It is hard to come to a clear answer to the question, “deal or no deal?” Some point to his age (he will turn 26 early in the 2011-2012 season) and position, and wonder if there is still an untapped level of performance for a player who mans a position that usually requires a longer lead time to maturity. Others point to his early-career production and conclude that he has peaked in his offensive production, that he will skate along the path of others before him – a drop in production followed by some increase later, but not to the heights of his early years – making a long term, high-dollar contract of limited value, thus suggesting that trading him now is the best bet for the Caps.
Well, the Caps themselves have been down a similar road before. An “offensive,” puck-moving defenseman accused of having some issues in his own end, who might not be as physical a defensive presence as fans might like, who had some playoff performance issues.

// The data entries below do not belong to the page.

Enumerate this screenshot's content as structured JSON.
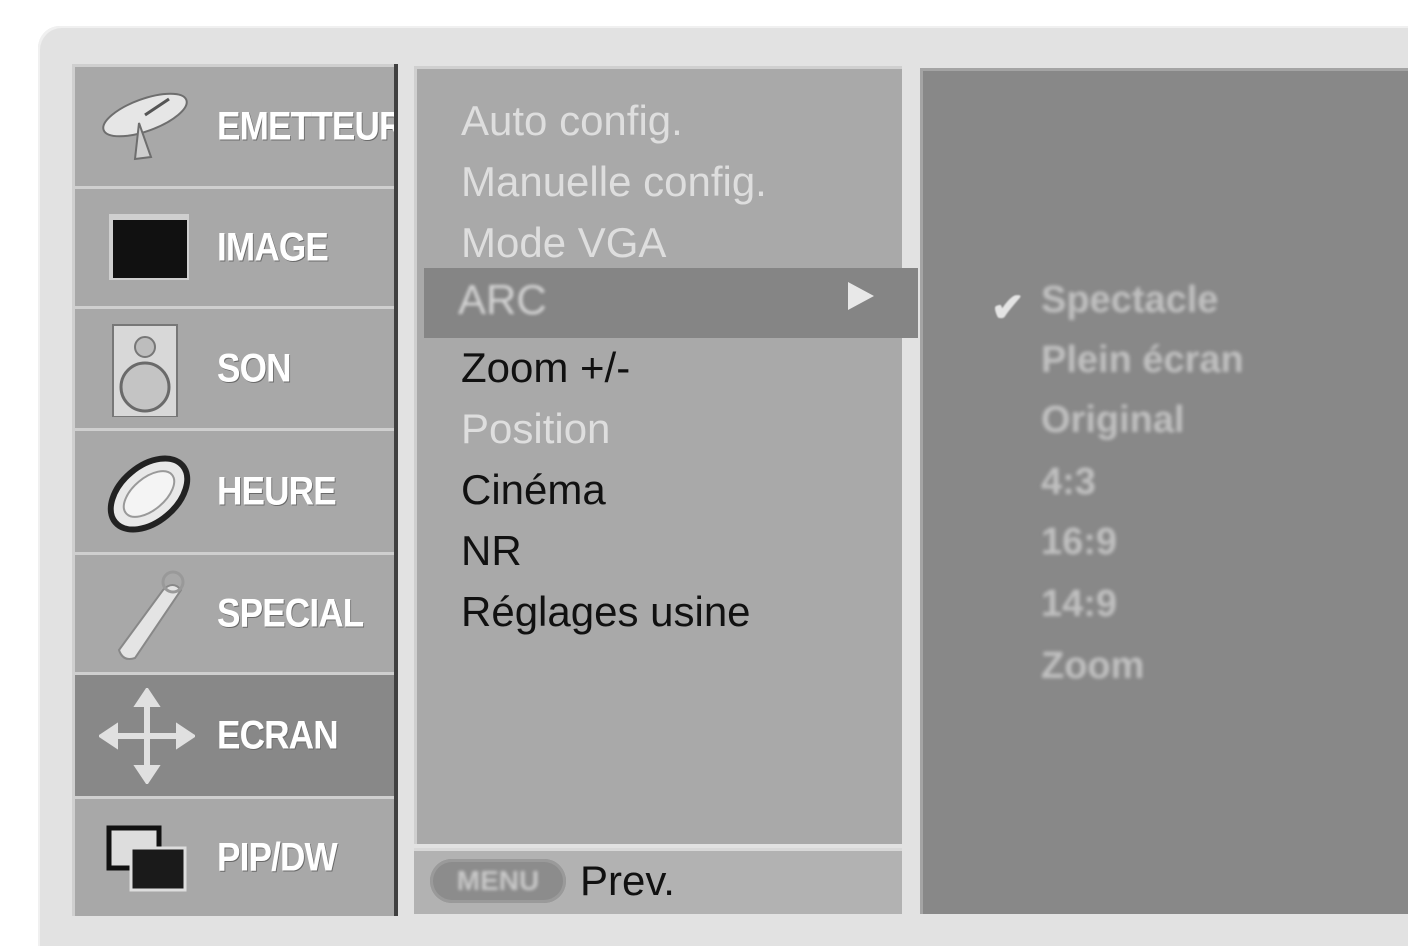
{
  "categories": [
    {
      "label": "EMETTEUR",
      "icon": "satellite-dish-icon",
      "selected": false
    },
    {
      "label": "IMAGE",
      "icon": "tv-screen-icon",
      "selected": false
    },
    {
      "label": "SON",
      "icon": "speaker-icon",
      "selected": false
    },
    {
      "label": "HEURE",
      "icon": "clock-icon",
      "selected": false
    },
    {
      "label": "SPECIAL",
      "icon": "remote-hand-icon",
      "selected": false
    },
    {
      "label": "ECRAN",
      "icon": "move-arrows-icon",
      "selected": true
    },
    {
      "label": "PIP/DW",
      "icon": "pip-windows-icon",
      "selected": false
    }
  ],
  "options": [
    {
      "label": "Auto config.",
      "enabled": false
    },
    {
      "label": "Manuelle config.",
      "enabled": false
    },
    {
      "label": "Mode VGA",
      "enabled": false
    },
    {
      "label": "ARC",
      "enabled": true,
      "highlighted": true
    },
    {
      "label": "Zoom +/-",
      "enabled": true
    },
    {
      "label": "Position",
      "enabled": false
    },
    {
      "label": "Cinéma",
      "enabled": true
    },
    {
      "label": "NR",
      "enabled": true
    },
    {
      "label": "Réglages usine",
      "enabled": true
    }
  ],
  "footer": {
    "key_label": "MENU",
    "action_label": "Prev."
  },
  "submenu": {
    "items": [
      "Spectacle",
      "Plein écran",
      "Original",
      "4:3",
      "16:9",
      "14:9",
      "Zoom"
    ],
    "checked_index": 0,
    "check_glyph": "✔"
  },
  "colors": {
    "category_bg": "#a8a8a8",
    "category_selected_bg": "#888888",
    "options_bg": "#a9a9a9",
    "highlight_bg": "#858585",
    "submenu_bg": "#888888"
  }
}
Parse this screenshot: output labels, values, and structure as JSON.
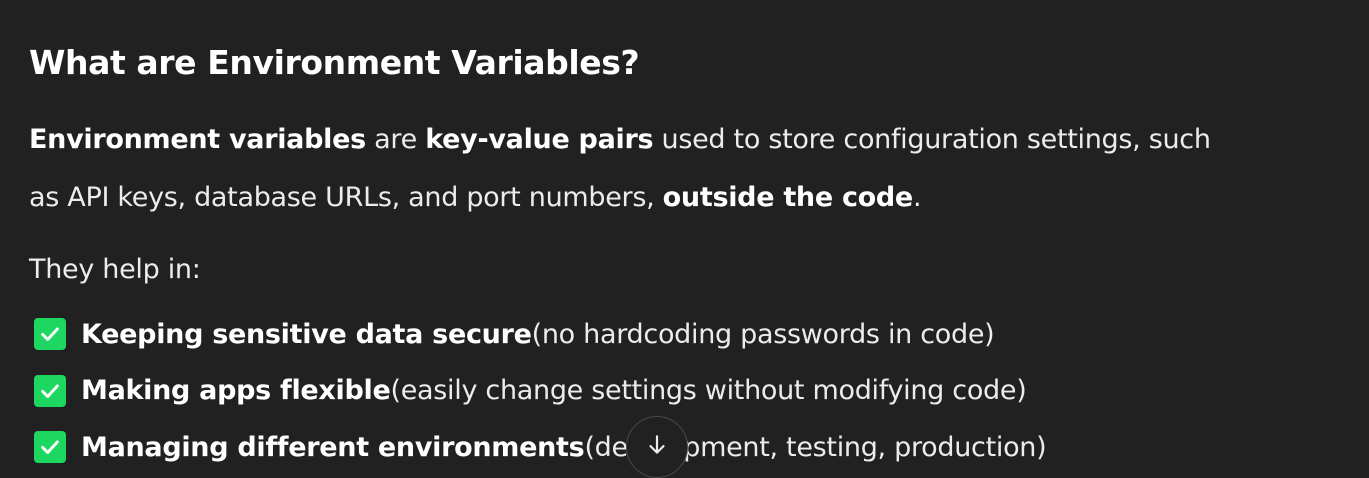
{
  "heading": "What are Environment Variables?",
  "definition": {
    "term": "Environment variables",
    "text1": " are ",
    "key_phrase": "key-value pairs",
    "text2": " used to store configuration settings, such",
    "text3": "as API keys, database URLs, and port numbers, ",
    "emphasis": "outside the code",
    "text4": "."
  },
  "intro": "They help in:",
  "benefits": [
    {
      "icon": "check-mark-icon",
      "bold": "Keeping sensitive data secure",
      "rest": " (no hardcoding passwords in code)"
    },
    {
      "icon": "check-mark-icon",
      "bold": "Making apps flexible",
      "rest": " (easily change settings without modifying code)"
    },
    {
      "icon": "check-mark-icon",
      "bold": "Managing different environments",
      "rest": " (development, testing, production)"
    }
  ],
  "scroll_button": {
    "icon": "arrow-down-icon"
  },
  "colors": {
    "background": "#212121",
    "text": "#ececec",
    "check": "#1ed760"
  }
}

Yeah, we’ve been here before. So let’s take a look at two Caps – one former, one present. Player A spent parts of six seasons with Washington early in his career (he was not drafted by Washington), playing 453 regular season games between the ages of 22 and 27. Player B (who is Mike Green), has spent parts of six seasons with the Caps, playing in 366 regular season games between the ages of 20 and 25. Let’s compare their numbers in the regular season (data courtesy of hockey-reference.com):
Spooky, isn’t it? Well, it gets better when you compare the playoff performance of these two players over that same relative span:
We will stipulate to all the questions about this kind of comparison – players of different eras, different styles played in those eras, comparing a current player to only one other player, even different contract circumstances (Green will be a restricted free agent after next season; Player A played before the onset of broad free agency rights).
But the age and productivity of the two players are reasonably similar, the big difference being the concern over Green’s durability (he missed 54 games over the past three regular seasons). Still, we do not see the matter of trading Green as a slam dunk in favor of the proposition. And his playing a position that is a virtual requirement for post-season success (solid-top-four defensemen being almost a prerequisite these days) leads us to believe that, all other things equal, keeping Green is the way to go. Of course, the matter of the next contract past next season will weigh heavily in any decision, and that has to be a factor. A Mike Green at a $5.2 million cap hit is one thing. A Mike Green at a $6.5 million cap hit is another matter.
Still, we think the comparison useful, if only to point out the perils of letting a player go – especially at this position – too early. For you see, “Player B” is indeed Mike Green.
“Player A” is Larry Murphy…yes, that Larry Murphy, the one "whooped" out of town, who went on to play with four Stanley Cup winners and who has a bust in the Hall of Fame.
Whoop at your peril.